The brook silverside (Labidesthes sicculus) is a North American species of Neotropical silverside. The brook silverside lives in slow moving rivers and lakes from the Great Lakes to the Mississippi River. The brook silverside survives best in clear water with aquatic vegetation. The brook silverside occupies freshwater lakes, ponds, quiet pools and small rivers.
Life history[change | change source]
The brook silverside breeds in the summer from late May to mid-August. Their life span is only one year. During the first year, they have rapid growth, growing up to one millimeter per day. Brook silversides quickly reach a maximum size of approximately eight centimeters.
They reach sexual maturity by the first summer in order to reproduce. Some studies report that brook silversides reproduce by internal fertilization, although this has not been entirely confirmed. When the eggs are produced, they have an attached filament, which allows for the eggs to be deposited on wood, plants and rocks.
Temperature does not affect the sex of fish. After the eggs hatch, they immediately swim away from the shore into deeper water, but still stay just under the surface. They congregate in large schools. The brook silverside migrates throughout its life cycle. No human-induced changes are reported as affecting the life history. Human-induced changes are reported as more strongly affecting populations rather than behaviors.
Current management[change | change source]
Human intervention through species introduction, habitat alteration, pollution, and construction are causing the decline of the brook silverside and other freshwater fishes. Freshwater fishes account for the majority of extinctions in ray-finned fishes. To stabilize and increase populations, no more dams or waterways should be built. Additionally, pollution must be stopped. Agricultural runoff creates turbid waters, which the brook silverside cannot thrive in. Stream sampling occurs through organizations such as USFWS and TVA (locally). This allows for populations to be monitored and stream chemistry to be controlled. Over-fishing and hybridization aren't causing brook silverside populations to decline. Invasive species and habitat destruction have the greatest impact on population decline. Areas are being reserved for the preservation of endemic fish, but more must still be done.

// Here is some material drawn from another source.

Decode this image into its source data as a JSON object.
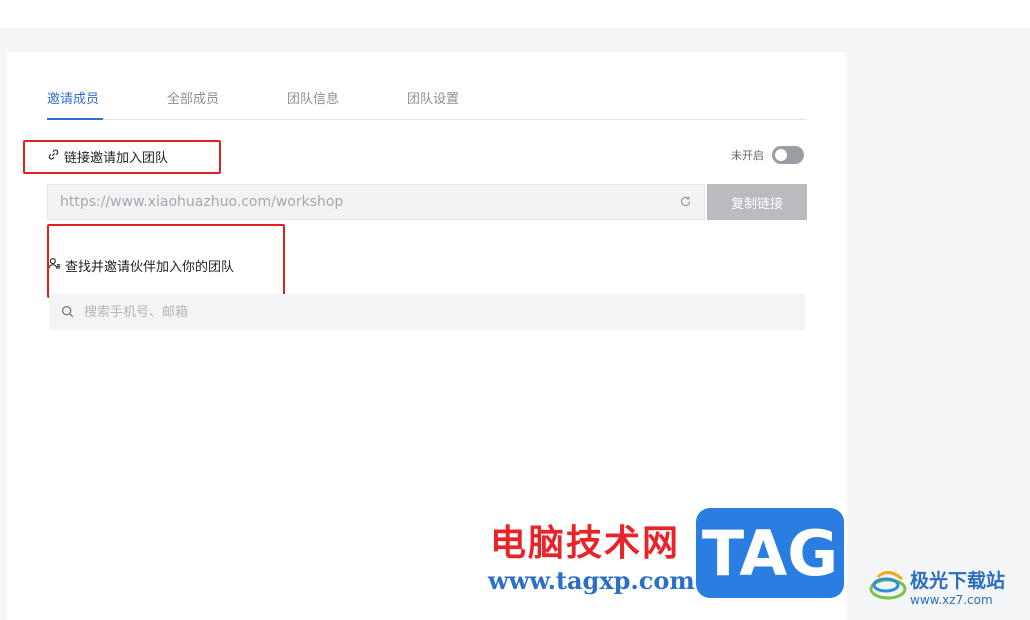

References[change | change source]
- ^ NatureServe (2013). "Labidesthes sicculus". IUCN Red List of Threatened Species. 2013: e.T201944A18229117. doi:10.2305/IUCN.UK.2013-1.RLTS.T201944A18229117.en. Retrieved 19 November 2021.
- ^ a b c Froese, Rainer; Pauly, Daniel (eds.) (2015). "Labidesthes sicculus" in FishBase. October 2015 version.
- ^ a b Jonna, R. (2004): Actinopterygii. NatureServe.
- ^ Marsden, J.E., Langdon, R.W. & Good, S.P. (2000): First occurrence of the brook silverside (Labidesthes sicculus) in Lake Champlain, Vermont. Northeastern Naturalist, 7 (3): 248-254.
- ^ a b Powles, P.M. & Sandeman, I.M. (2008): Growth, summer cohort output, and observations on the reproduction of brook silverside, Labidesthes sicculus (Cope) in the Kawartha Lakes, Ontario. Environmental Biology of Fishes, 82 (4): 421-431.
- ^ a b Strongin, K., Taylor, C.M., Roberts, M.E., Neill, W.H. & Gelwick, F. (2011): Food Habits and Dietary Overlap of Two Silversides in the Tennessee-Tombigbee Waterway: The Invasive Menidia audens Versus the Native Labidesthes sicculus. The American Midland Naturalist, 166 (1): 224-233.
- ^ Morris, J.E. (1982): Distribution and food habits of the inland silverside, Menidia beryllina, and the northern brook silverside, Labidesthes sicculus, in Lake Conroe, Texas. Master's Thesis. Texas A&M University. 57 pp.
- ^ Bloom, D.D., Piller, K.R., Lyons, J., Mercado-Silva, N. & Medina-Nava, M. (2009): Systematics and Biogeography of the Silverside Tribe Menidiini (Teleostomi: Atherinopsidae) Based on the Mitochondrial ND2 Gene. Copeia, 2009 (2): 408-417.
- ^ Pratt, K.E., Hargrave, C.W. & Gido, K.B. (2002): Rediscovery of Labidesthes sicculus (Atherinidae) in Lake Texoma (Oklahoma-Texas). The Southwestern Naturalist, 47 (1): 142–147.
- ^ Hubbs, C.L. (1921): An Ecological Study of the Life-History of the Fresh-Water Atherine Fish Labidesthes sicculus. Ecology, 2 (4): 262-276.